Given data Block Start
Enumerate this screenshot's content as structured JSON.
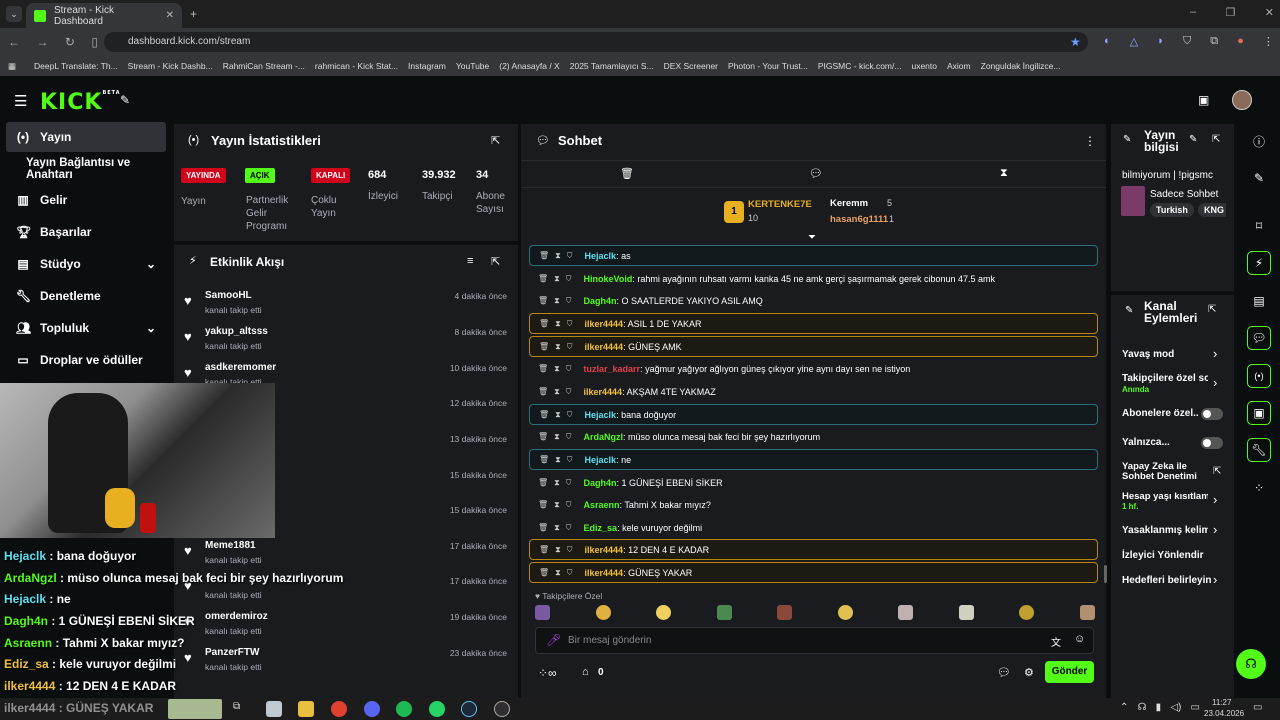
{
  "browser": {
    "tab_title": "Stream - Kick Dashboard",
    "url": "dashboard.kick.com/stream",
    "bookmarks": [
      "DeepL Translate: Th...",
      "Stream - Kick Dashb...",
      "RahmiCan Stream -...",
      "rahmican - Kick Stat...",
      "Instagram",
      "YouTube",
      "(2) Anasayfa / X",
      "2025 Tamamlayıcı S...",
      "DEX Screener",
      "Photon - Your Trust...",
      "PIGSMC - kick.com/...",
      "uxento",
      "Axiom",
      "Zonguldak İngilizce..."
    ]
  },
  "app": {
    "logo": "KICK",
    "logo_sup": "BETA"
  },
  "sidebar": {
    "items": [
      {
        "label": "Yayın",
        "icon": "broadcast-icon"
      },
      {
        "label": "Yayın Bağlantısı ve Anahtarı",
        "icon": ""
      },
      {
        "label": "Gelir",
        "icon": "chart-icon"
      },
      {
        "label": "Başarılar",
        "icon": "trophy-icon"
      },
      {
        "label": "Stüdyo",
        "icon": "studio-icon"
      },
      {
        "label": "Denetleme",
        "icon": "wrench-icon"
      },
      {
        "label": "Topluluk",
        "icon": "community-icon"
      },
      {
        "label": "Droplar ve ödüller",
        "icon": "gift-icon"
      }
    ]
  },
  "stats": {
    "title": "Yayın İstatistikleri",
    "status": {
      "badge": "YAYINDA",
      "label": "Yayın"
    },
    "partner": {
      "badge": "AÇIK",
      "label": "Partnerlik Gelir Programı"
    },
    "multi": {
      "badge": "KAPALI",
      "label": "Çoklu Yayın"
    },
    "viewers": {
      "value": "684",
      "label": "İzleyici"
    },
    "followers": {
      "value": "39.932",
      "label": "Takipçi"
    },
    "subs": {
      "value": "34",
      "label": "Abone Sayısı"
    }
  },
  "activity": {
    "title": "Etkinlik Akışı",
    "items": [
      {
        "name": "SamooHL",
        "action": "kanalı takip etti",
        "time": "4 dakika önce"
      },
      {
        "name": "yakup_altsss",
        "action": "kanalı takip etti",
        "time": "8 dakika önce"
      },
      {
        "name": "asdkeremomer",
        "action": "kanalı takip etti",
        "time": "10 dakika önce"
      },
      {
        "name": "",
        "action": "",
        "time": "12 dakika önce"
      },
      {
        "name": "",
        "action": "",
        "time": "13 dakika önce"
      },
      {
        "name": "",
        "action": "",
        "time": "15 dakika önce"
      },
      {
        "name": "",
        "action": "",
        "time": "15 dakika önce"
      },
      {
        "name": "Meme1881",
        "action": "kanalı takip etti",
        "time": "17 dakika önce"
      },
      {
        "name": "",
        "action": "kanalı takip etti",
        "time": "17 dakika önce"
      },
      {
        "name": "omerdemiroz",
        "action": "kanalı takip etti",
        "time": "19 dakika önce"
      },
      {
        "name": "PanzerFTW",
        "action": "kanalı takip etti",
        "time": "23 dakika önce"
      }
    ]
  },
  "chat": {
    "title": "Sohbet",
    "leaderboard": {
      "first": {
        "name": "KERTENKE7E",
        "count": "10",
        "rank": "1"
      },
      "second": {
        "name": "Keremm",
        "count": "5"
      },
      "third": {
        "name": "hasan6g1111",
        "count": "1"
      }
    },
    "messages": [
      {
        "user": "Hejaclk",
        "text": ": as",
        "color": "#5ee0f0",
        "hl": "c"
      },
      {
        "user": "HinokeVoid",
        "text": ": rahmi ayağının ruhsatı varmı kanka 45 ne amk gerçi şaşırmamak gerek cibonun 47.5 amk",
        "color": "#53fc18",
        "hl": ""
      },
      {
        "user": "Dagh4n",
        "text": ": O SAATLERDE YAKIYO ASIL AMQ",
        "color": "#53fc18",
        "hl": ""
      },
      {
        "user": "ilker4444",
        "text": ": ASIL 1 DE YAKAR",
        "color": "#f0c040",
        "hl": "y"
      },
      {
        "user": "ilker4444",
        "text": ": GÜNEŞ AMK",
        "color": "#f0c040",
        "hl": "y"
      },
      {
        "user": "tuzlar_kadarr",
        "text": ": yağmur yağıyor ağlıyon güneş çıkıyor yine aynı dayı sen ne istiyon",
        "color": "#e0404a",
        "hl": ""
      },
      {
        "user": "ilker4444",
        "text": ": AKŞAM 4TE YAKMAZ",
        "color": "#f0c040",
        "hl": ""
      },
      {
        "user": "Hejaclk",
        "text": ": bana doğuyor",
        "color": "#5ee0f0",
        "hl": "c"
      },
      {
        "user": "ArdaNgzl",
        "text": ": müso olunca mesaj bak feci bir şey hazırlıyorum",
        "color": "#53fc18",
        "hl": ""
      },
      {
        "user": "Hejaclk",
        "text": ": ne",
        "color": "#5ee0f0",
        "hl": "c"
      },
      {
        "user": "Dagh4n",
        "text": ": 1 GÜNEŞİ EBENİ SİKER",
        "color": "#53fc18",
        "hl": ""
      },
      {
        "user": "Asraenn",
        "text": ": Tahmi X bakar mıyız?",
        "color": "#53fc18",
        "hl": ""
      },
      {
        "user": "Ediz_sa",
        "text": ": kele vuruyor değilmi",
        "color": "#53fc18",
        "hl": ""
      },
      {
        "user": "ilker4444",
        "text": ": 12 DEN 4 E KADAR",
        "color": "#f0c040",
        "hl": "y"
      },
      {
        "user": "ilker4444",
        "text": ": GÜNEŞ YAKAR",
        "color": "#f0c040",
        "hl": "y"
      }
    ],
    "emote_label": "Takipçilere Özel",
    "input_placeholder": "Bir mesaj gönderin",
    "send_label": "Gönder",
    "bottom_count": "0"
  },
  "stream_info": {
    "title": "Yayın bilgisi",
    "stream_title": "bilmiyorum | !pigsmc",
    "category": "Sadece Sohbet",
    "tags": [
      "Turkish",
      "KNG"
    ]
  },
  "channel_actions": {
    "title": "Kanal Eylemleri",
    "items": [
      {
        "label": "Yavaş mod",
        "sub": "",
        "ctrl": "chevron"
      },
      {
        "label": "Takipçilere özel soh",
        "sub": "Anında",
        "ctrl": "chevron"
      },
      {
        "label": "Abonelere özel...",
        "sub": "",
        "ctrl": "toggle"
      },
      {
        "label": "Yalnızca...",
        "sub": "",
        "ctrl": "toggle"
      },
      {
        "label": "Yapay Zeka ile Sohbet Denetimi",
        "sub": "",
        "ctrl": "ext"
      },
      {
        "label": "Hesap yaşı kısıtlam",
        "sub": "1 hf.",
        "ctrl": "chevron"
      },
      {
        "label": "Yasaklanmış kelime",
        "sub": "",
        "ctrl": "chevron"
      },
      {
        "label": "İzleyici Yönlendir",
        "sub": "",
        "ctrl": ""
      },
      {
        "label": "Hedefleri belirleyin",
        "sub": "",
        "ctrl": "chevron"
      }
    ]
  },
  "overlay": {
    "lines": [
      {
        "user": "Hejaclk",
        "text": " : bana doğuyor",
        "color": "#5ee0f0"
      },
      {
        "user": "ArdaNgzl",
        "text": " : müso olunca mesaj bak feci bir şey hazırlıyorum",
        "color": "#53fc18"
      },
      {
        "user": "Hejaclk",
        "text": " : ne",
        "color": "#5ee0f0"
      },
      {
        "user": "Dagh4n",
        "text": " : 1 GÜNEŞİ EBENİ SİKER",
        "color": "#53fc18"
      },
      {
        "user": "Asraenn",
        "text": " : Tahmi X bakar mıyız?",
        "color": "#53fc18"
      },
      {
        "user": "Ediz_sa",
        "text": " : kele vuruyor değilmi",
        "color": "#f0c040"
      },
      {
        "user": "ilker4444",
        "text": " : 12 DEN 4 E KADAR",
        "color": "#f0c040"
      },
      {
        "user": "ilker4444",
        "text": " : GÜNEŞ YAKAR",
        "color": "#f0c040"
      }
    ]
  },
  "taskbar": {
    "time": "11:27",
    "date": "23.04.2026"
  },
  "colors": {
    "accent": "#53fc18",
    "live": "#d0021b",
    "panel": "#191b1f",
    "bg": "#0b0e0f"
  }
}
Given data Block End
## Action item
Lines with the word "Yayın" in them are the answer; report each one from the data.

## Expected output
        "label": "Yayın",
        "label": "Yayın Bağlantısı ve Anahtarı",
    "title": "Yayın İstatistikleri",
      "label": "Yayın"
      "label": "Çoklu Yayın"
    "title": "Yayın bilgisi",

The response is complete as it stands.